→ **Exercise description**
Without including any images, repeat the data exactly.

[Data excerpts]
▼

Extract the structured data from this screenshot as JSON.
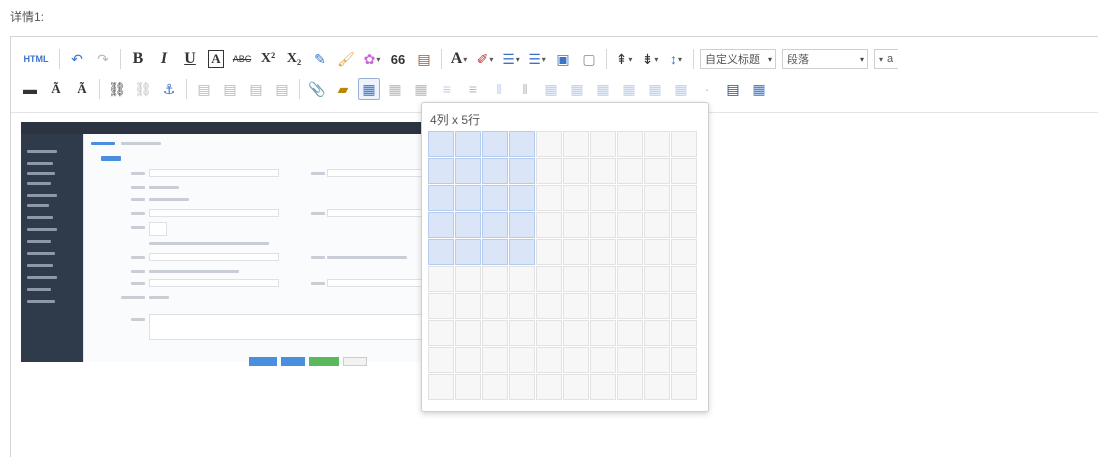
{
  "field": {
    "label": "详情1:"
  },
  "toolbar": {
    "html_label": "HTML",
    "bold": "B",
    "italic": "I",
    "underline": "U",
    "border_char": "A",
    "strike": "ABC",
    "superscript": "X²",
    "subscript": "X₂",
    "quote": "66",
    "font_color": "A",
    "custom_heading": "自定义标题",
    "paragraph": "段落",
    "font_family_partial": "a"
  },
  "table_picker": {
    "size_label": "4列 x 5行",
    "columns": 10,
    "rows": 10,
    "selected_cols": 4,
    "selected_rows": 5
  },
  "colors": {
    "selected_cell": "#dae6f8",
    "embedded_sidebar": "#2f3a4b",
    "btn_blue": "#4a8ee0",
    "btn_green": "#5cb85c"
  }
}
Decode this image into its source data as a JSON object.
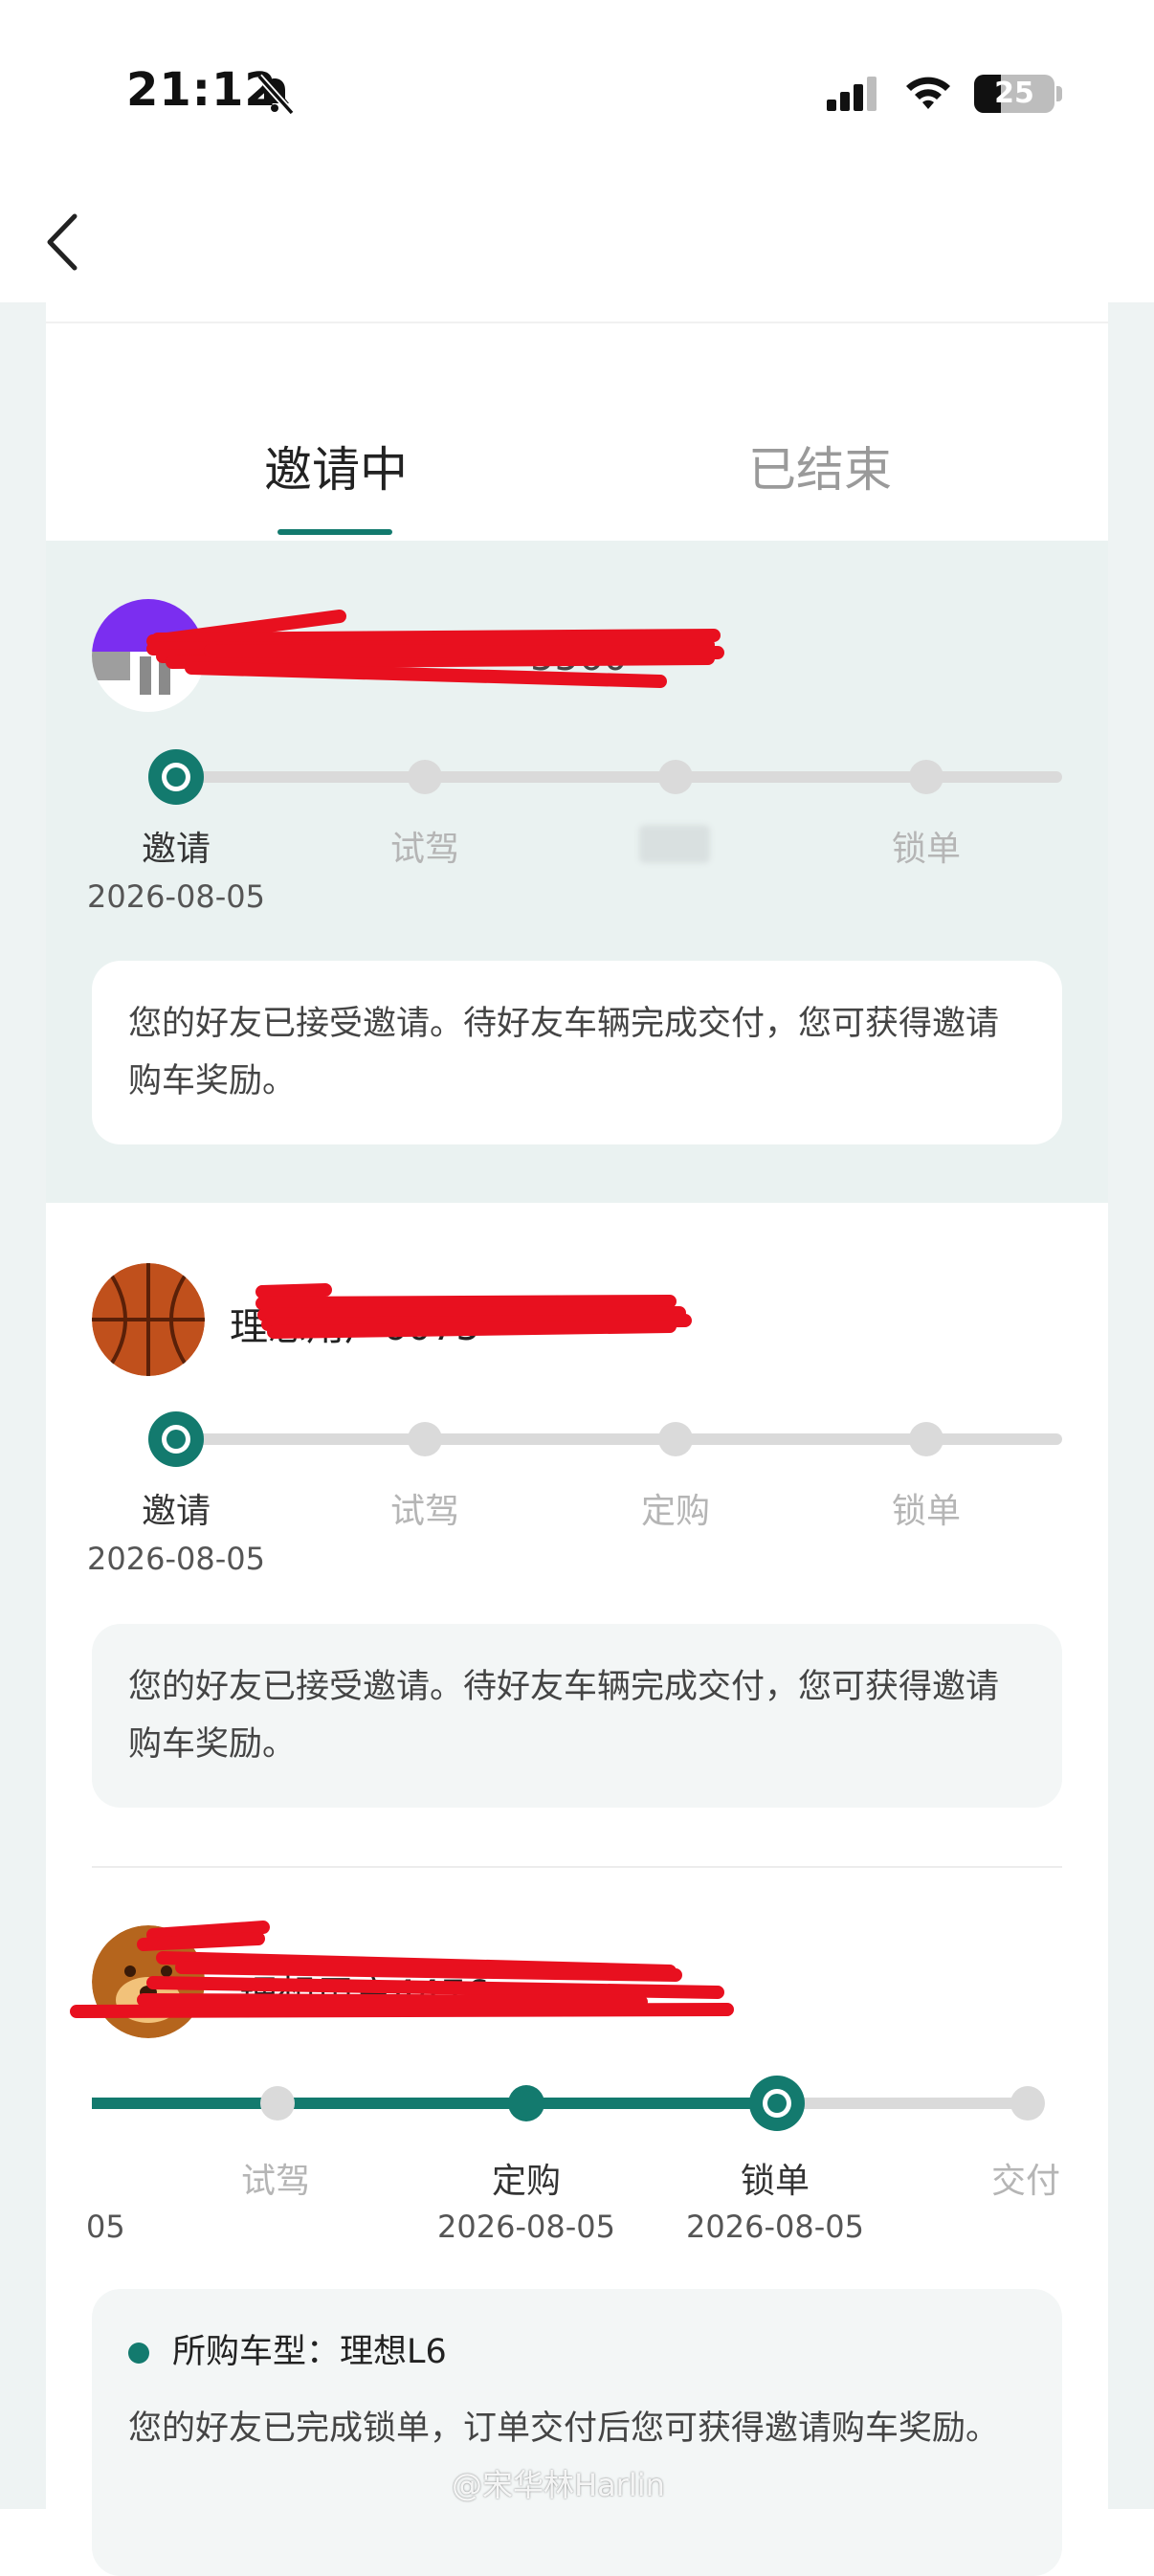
{
  "status_bar": {
    "time": "21:12",
    "battery": "25"
  },
  "tabs": [
    {
      "label": "邀请中",
      "active": true
    },
    {
      "label": "已结束",
      "active": false
    }
  ],
  "invites": [
    {
      "name_visible": "5560",
      "steps": [
        {
          "label": "邀请",
          "date": "2026-08-05"
        },
        {
          "label": "试驾"
        },
        {
          "label": ""
        },
        {
          "label": "锁单"
        }
      ],
      "current_step": 1,
      "message": "您的好友已接受邀请。待好友车辆完成交付，您可获得邀请购车奖励。"
    },
    {
      "name_visible": "理想用户6075",
      "steps": [
        {
          "label": "邀请",
          "date": "2026-08-05"
        },
        {
          "label": "试驾"
        },
        {
          "label": "定购"
        },
        {
          "label": "锁单"
        }
      ],
      "current_step": 1,
      "message": "您的好友已接受邀请。待好友车辆完成交付，您可获得邀请购车奖励。"
    },
    {
      "name_visible": "理想用户4476",
      "steps": [
        {
          "label": "",
          "date": "05"
        },
        {
          "label": "试驾"
        },
        {
          "label": "定购",
          "date": "2026-08-05"
        },
        {
          "label": "锁单",
          "date": "2026-08-05"
        },
        {
          "label": "交付"
        }
      ],
      "current_step": 4,
      "model_line": "所购车型：理想L6",
      "message": "您的好友已完成锁单，订单交付后您可获得邀请购车奖励。"
    }
  ],
  "watermark": "@宋华林Harlin",
  "colors": {
    "accent": "#137a6e",
    "redaction": "#e8101f"
  }
}
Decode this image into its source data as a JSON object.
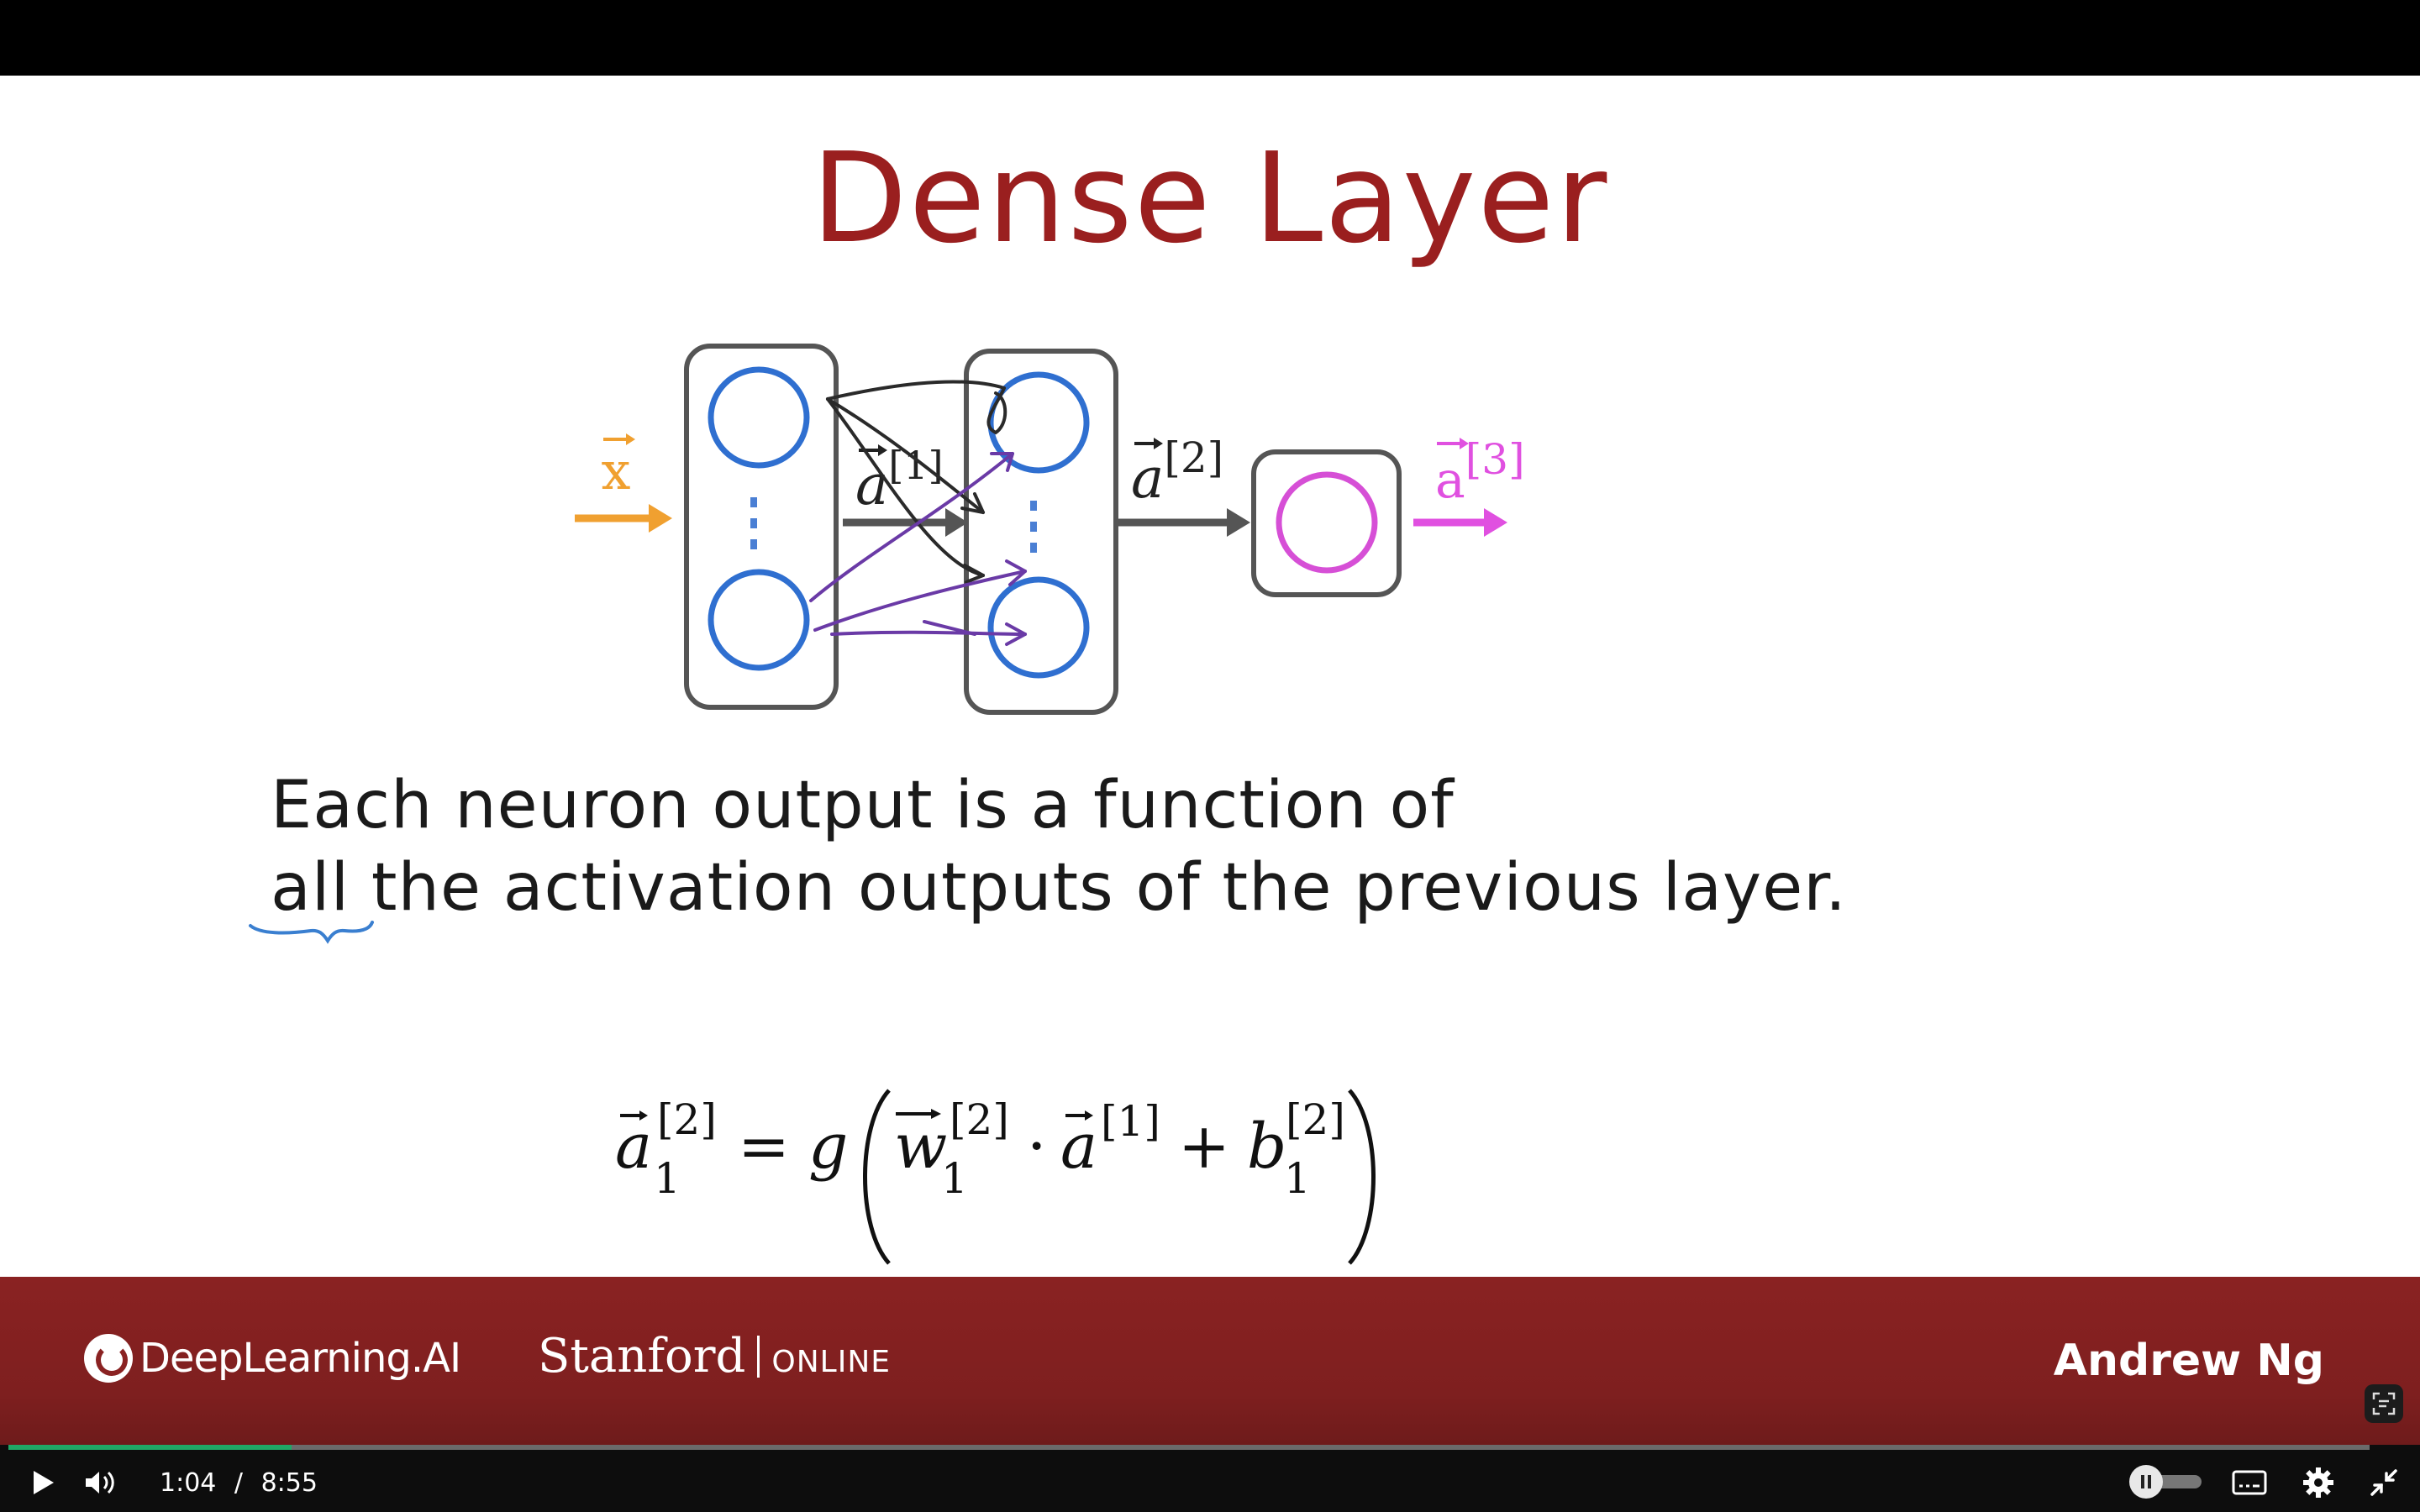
{
  "slide": {
    "title": "Dense Layer",
    "diagram": {
      "input_label": "x",
      "a1_label": "a",
      "a1_sup": "[1]",
      "a2_label": "a",
      "a2_sup": "[2]",
      "a3_label": "a",
      "a3_sup": "[3]",
      "colors": {
        "input": "#f0a030",
        "neuron": "#2f6fd0",
        "output": "#e050e0",
        "box": "#555555",
        "ink_black": "#222222",
        "ink_purple": "#6a3aa6"
      }
    },
    "caption_line1": "Each neuron output is a function of",
    "caption_line2_word": "all",
    "caption_line2_rest": " the activation outputs of the previous layer.",
    "formula": {
      "lhs": "a",
      "lhs_sup": "[2]",
      "lhs_sub": "1",
      "eq": "=",
      "g": "g",
      "w": "w",
      "w_sup": "[2]",
      "w_sub": "1",
      "dot": "·",
      "a": "a",
      "a_sup": "[1]",
      "plus": "+",
      "b": "b",
      "b_sup": "[2]",
      "b_sub": "1"
    }
  },
  "footer": {
    "deeplearning": "DeepLearning.AI",
    "stanford": "Stanford",
    "online": "ONLINE",
    "presenter": "Andrew Ng"
  },
  "player": {
    "current_time": "1:04",
    "separator": "/",
    "duration": "8:55",
    "progress_fraction": 0.12,
    "accent": "#1fa866"
  }
}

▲

→ **Expected answer**
Extract the structured data from this screenshot as JSON.
{
  "field": {
    "label": "详情1:"
  },
  "toolbar": {
    "html_label": "HTML",
    "bold": "B",
    "italic": "I",
    "underline": "U",
    "border_char": "A",
    "strike": "ABC",
    "superscript": "X²",
    "subscript": "X₂",
    "quote": "66",
    "font_color": "A",
    "custom_heading": "自定义标题",
    "paragraph": "段落",
    "font_family_partial": "a"
  },
  "table_picker": {
    "size_label": "4列 x 5行",
    "columns": 10,
    "rows": 10,
    "selected_cols": 4,
    "selected_rows": 5
  },
  "colors": {
    "selected_cell": "#dae6f8",
    "embedded_sidebar": "#2f3a4b",
    "btn_blue": "#4a8ee0",
    "btn_green": "#5cb85c"
  }
}
Decode this image into its source data as a JSON object.
{
  "status_bar": {
    "time": "21:12",
    "battery": "25"
  },
  "tabs": [
    {
      "label": "邀请中",
      "active": true
    },
    {
      "label": "已结束",
      "active": false
    }
  ],
  "invites": [
    {
      "name_visible": "5560",
      "steps": [
        {
          "label": "邀请",
          "date": "2026-08-05"
        },
        {
          "label": "试驾"
        },
        {
          "label": ""
        },
        {
          "label": "锁单"
        }
      ],
      "current_step": 1,
      "message": "您的好友已接受邀请。待好友车辆完成交付，您可获得邀请购车奖励。"
    },
    {
      "name_visible": "理想用户6075",
      "steps": [
        {
          "label": "邀请",
          "date": "2026-08-05"
        },
        {
          "label": "试驾"
        },
        {
          "label": "定购"
        },
        {
          "label": "锁单"
        }
      ],
      "current_step": 1,
      "message": "您的好友已接受邀请。待好友车辆完成交付，您可获得邀请购车奖励。"
    },
    {
      "name_visible": "理想用户4476",
      "steps": [
        {
          "label": "",
          "date": "05"
        },
        {
          "label": "试驾"
        },
        {
          "label": "定购",
          "date": "2026-08-05"
        },
        {
          "label": "锁单",
          "date": "2026-08-05"
        },
        {
          "label": "交付"
        }
      ],
      "current_step": 4,
      "model_line": "所购车型：理想L6",
      "message": "您的好友已完成锁单，订单交付后您可获得邀请购车奖励。"
    }
  ],
  "watermark": "@宋华林Harlin",
  "colors": {
    "accent": "#137a6e",
    "redaction": "#e8101f"
  }
}
Decode this image into its source data as a JSON object.
{
  "slide": {
    "title": "Dense Layer",
    "diagram": {
      "input_label": "x",
      "a1_label": "a",
      "a1_sup": "[1]",
      "a2_label": "a",
      "a2_sup": "[2]",
      "a3_label": "a",
      "a3_sup": "[3]",
      "colors": {
        "input": "#f0a030",
        "neuron": "#2f6fd0",
        "output": "#e050e0",
        "box": "#555555",
        "ink_black": "#222222",
        "ink_purple": "#6a3aa6"
      }
    },
    "caption_line1": "Each neuron output is a function of",
    "caption_line2_word": "all",
    "caption_line2_rest": " the activation outputs of the previous layer.",
    "formula": {
      "lhs": "a",
      "lhs_sup": "[2]",
      "lhs_sub": "1",
      "eq": "=",
      "g": "g",
      "w": "w",
      "w_sup": "[2]",
      "w_sub": "1",
      "dot": "·",
      "a": "a",
      "a_sup": "[1]",
      "plus": "+",
      "b": "b",
      "b_sup": "[2]",
      "b_sub": "1"
    }
  },
  "footer": {
    "deeplearning": "DeepLearning.AI",
    "stanford": "Stanford",
    "online": "ONLINE",
    "presenter": "Andrew Ng"
  },
  "player": {
    "current_time": "1:04",
    "separator": "/",
    "duration": "8:55",
    "progress_fraction": 0.12,
    "accent": "#1fa866"
  }
}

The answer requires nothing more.